Lastly, if a contract research organization established in the EU is part of defining the purpose of a clinical trial, it is considered a joint-controller, and thus GDPR applies.
What about transferring data between EU and U.S.?
Once an organization has established that GDPR applies to its clinical trial, it needs to ensure it has permission to transfer personal data to and from the U.S. Under GDPR, the U.S. is considered a “third country,” meaning a country outside the European Economic Area. As such, the U.S. is not considered a country for which EU-related transfer of data is allowed without further due diligence, possibly including registration by a U.S. company with the so-called Privacy Shield framework between the EU and the U.S. and/or demonstration of appropriate safeguards being in place through binding corporate rules.
GDPR and HIPAA: What is the Difference?
Compliance with the U.S. Health Insurance Portability and Accountability Act (HIPAA) does not automatically mean compliance with GDPR. In a nutshell, GDPR has a broader scope than HIPAA, and does not deal exclusively with health information. The two schemas also have different metrics for determining Protected Health Information. In HIPAA, this is any demographic information that can be used to identify a patient. In GDPR, this also includes racial or ethnic origin, religious beliefs, biometric or genetic data, and any data concerning health. Only for the latter is there some overlap between HIPAA and GDPR.
Furthermore, GDPR potentially applies to all international organizations that handle personal data of residents within the EU by setting standards for entire industries that deal with personal data, whereas HIPAA only applies to the relationship between covered entities and business associates.
A sponsor (controller) and vendor (processor) cannot avoid GDPR simply by being based in the U.S. They must perform a legal assessment based on the specific context of their activities and territorial business and organization, to determine whether GDPR applies before the start of a clinical trial. HIPAA and GDPR have some overlap, but are not the same, hence additional or other safeguards are needed to ensure compliance with both.

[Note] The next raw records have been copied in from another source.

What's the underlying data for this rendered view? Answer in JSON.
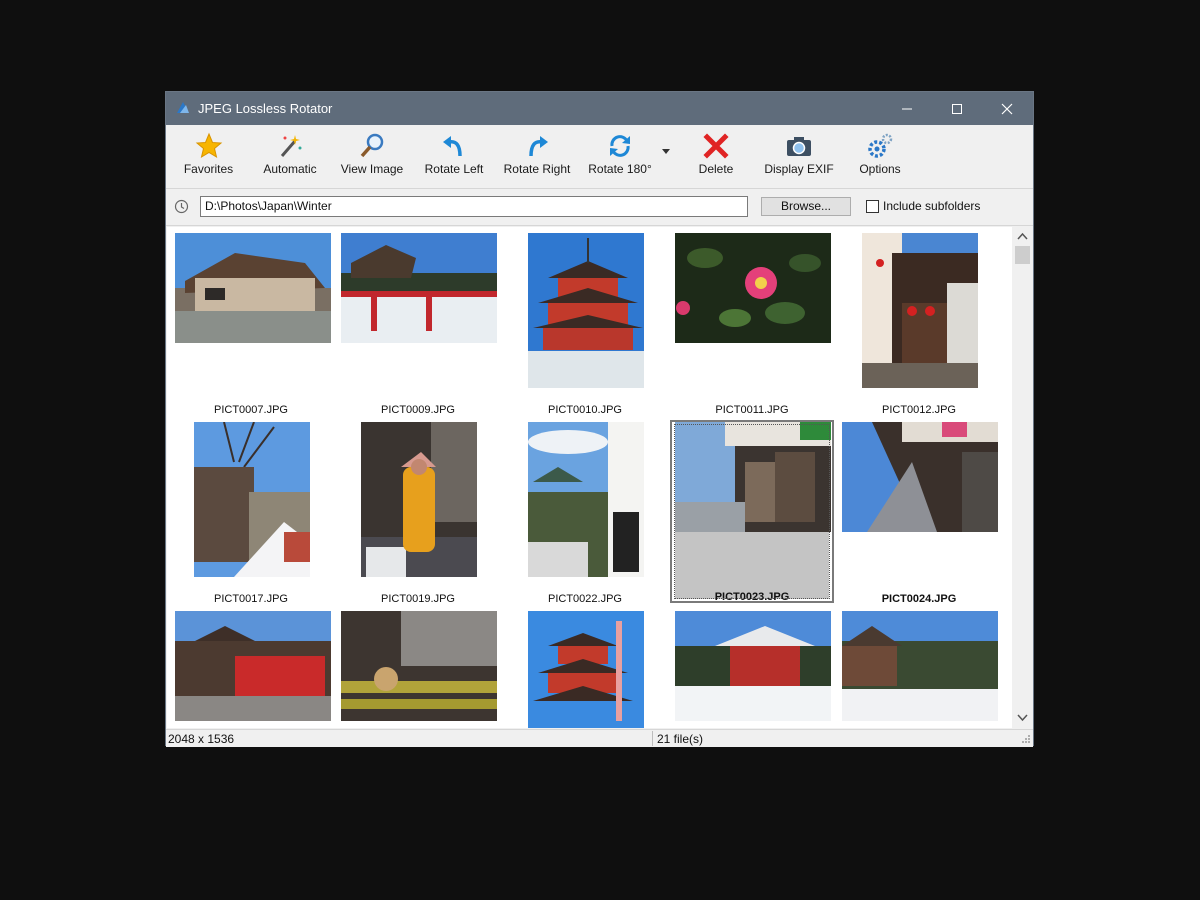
{
  "window": {
    "title": "JPEG Lossless Rotator"
  },
  "toolbar": {
    "buttons": [
      {
        "label": "Favorites",
        "icon": "star-icon"
      },
      {
        "label": "Automatic",
        "icon": "magic-wand-icon"
      },
      {
        "label": "View Image",
        "icon": "magnifier-icon"
      },
      {
        "label": "Rotate Left",
        "icon": "rotate-left-icon"
      },
      {
        "label": "Rotate Right",
        "icon": "rotate-right-icon"
      },
      {
        "label": "Rotate 180°",
        "icon": "rotate-180-icon"
      },
      {
        "label": "Delete",
        "icon": "delete-x-icon"
      },
      {
        "label": "Display EXIF",
        "icon": "camera-icon"
      },
      {
        "label": "Options",
        "icon": "gears-icon"
      }
    ]
  },
  "path": {
    "value": "D:\\Photos\\Japan\\Winter",
    "browse_label": "Browse...",
    "subfolders_label": "Include subfolders"
  },
  "files": [
    {
      "name": "PICT0007.JPG"
    },
    {
      "name": "PICT0009.JPG"
    },
    {
      "name": "PICT0010.JPG"
    },
    {
      "name": "PICT0011.JPG"
    },
    {
      "name": "PICT0012.JPG"
    },
    {
      "name": "PICT0017.JPG"
    },
    {
      "name": "PICT0019.JPG"
    },
    {
      "name": "PICT0022.JPG"
    },
    {
      "name": "PICT0023.JPG"
    },
    {
      "name": "PICT0024.JPG"
    },
    {
      "name": ""
    },
    {
      "name": ""
    },
    {
      "name": ""
    },
    {
      "name": ""
    },
    {
      "name": ""
    }
  ],
  "status": {
    "dimensions": "2048 x 1536",
    "count": "21 file(s)"
  },
  "colors": {
    "titlebar": "#5f6c7b",
    "accent": "#1e88d6",
    "delete": "#e02424"
  }
}
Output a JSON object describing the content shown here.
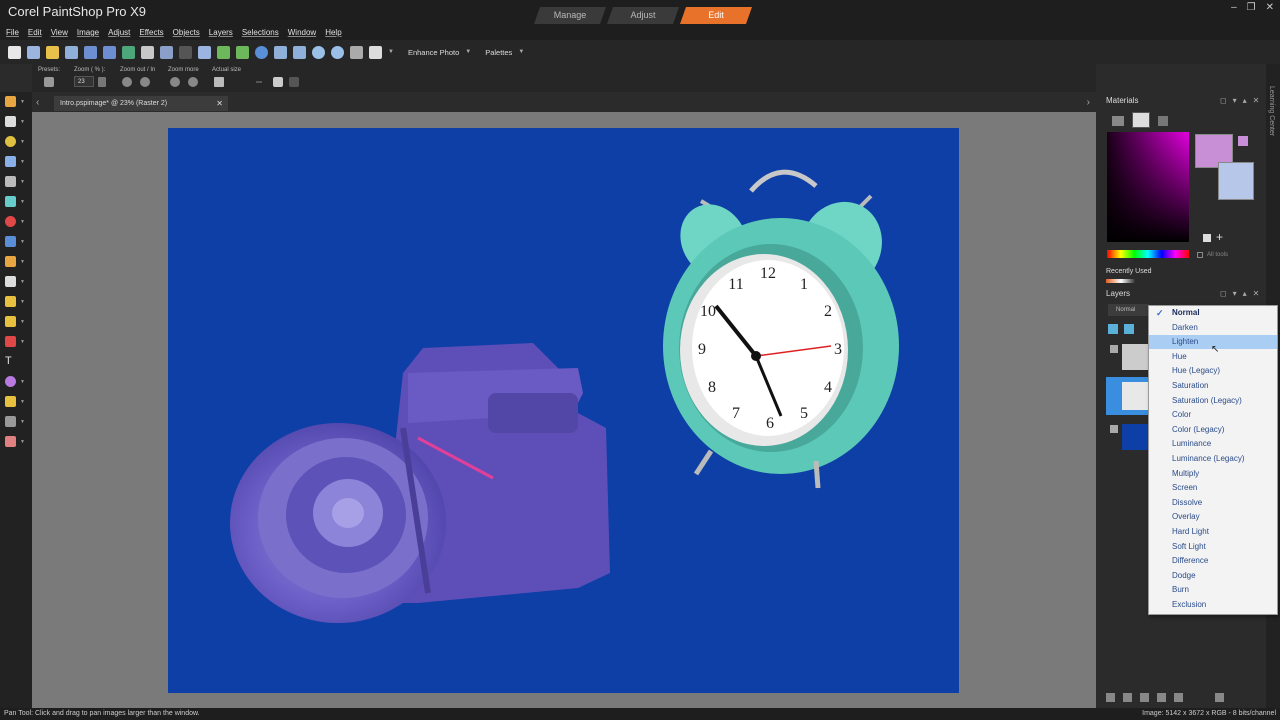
{
  "app": {
    "title": "Corel PaintShop Pro X9",
    "modes": [
      "Manage",
      "Adjust",
      "Edit"
    ],
    "active_mode": "Edit",
    "window_controls": [
      "–",
      "❐",
      "✕"
    ]
  },
  "menu": [
    "File",
    "Edit",
    "View",
    "Image",
    "Adjust",
    "Effects",
    "Objects",
    "Layers",
    "Selections",
    "Window",
    "Help"
  ],
  "toolbar": {
    "enhance_photo": "Enhance Photo",
    "palettes": "Palettes"
  },
  "tool_options": {
    "presets_label": "Presets:",
    "zoom_label": "Zoom ( % ):",
    "zoom_value": "23",
    "zoom_out_label": "Zoom out / In",
    "zoom_more_label": "Zoom more",
    "actual_size_label": "Actual size"
  },
  "document": {
    "tab_label": "Intro.pspimage* @  23% (Raster 2)",
    "close": "✕"
  },
  "materials": {
    "title": "Materials",
    "recently_used": "Recently Used",
    "all_tools": "All tools",
    "foreground_color": "#c88fd6",
    "background_color": "#b7c7ea"
  },
  "layers": {
    "title": "Layers",
    "blend_mode": "Normal"
  },
  "blend_menu": {
    "items": [
      "Normal",
      "Darken",
      "Lighten",
      "Hue",
      "Hue (Legacy)",
      "Saturation",
      "Saturation (Legacy)",
      "Color",
      "Color (Legacy)",
      "Luminance",
      "Luminance (Legacy)",
      "Multiply",
      "Screen",
      "Dissolve",
      "Overlay",
      "Hard Light",
      "Soft Light",
      "Difference",
      "Dodge",
      "Burn",
      "Exclusion"
    ],
    "checked": "Normal",
    "hovered": "Lighten",
    "check_mark": "✓"
  },
  "learning_center": "Learning Center",
  "status": {
    "left": "Pan Tool: Click and drag to pan images larger than the window.",
    "right": "Image: 5142 x 3672 x RGB - 8 bits/channel"
  },
  "clock": {
    "numbers": [
      "12",
      "1",
      "2",
      "3",
      "4",
      "5",
      "6",
      "7",
      "8",
      "9",
      "10",
      "11"
    ]
  },
  "colors": {
    "canvas": "#0d3fa6",
    "accent": "#e8722a",
    "clock_body": "#5fd0c0"
  }
}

Compliancy Group. 2017. GDPR compliance and HIPAA: how to address both. https://compliancy-group.com/gdpr-compliance-hipaa-software/
TRIUM and DLA Piper. 2018. GDPR and clinical trials: how to ensure compliance before 25 May 2018 in a cost-effective way.
Esther Daemen, MBA, (firstname.lastname@example.org) is Quality and Training Director/Data Protection Manager for TRIUM Clinical Consulting NV in Belgium and a former Director of Professional Development for ACRP.
Tine Wouters, MSc, is a Project Leader for TRIUM Clinical Consulting NV.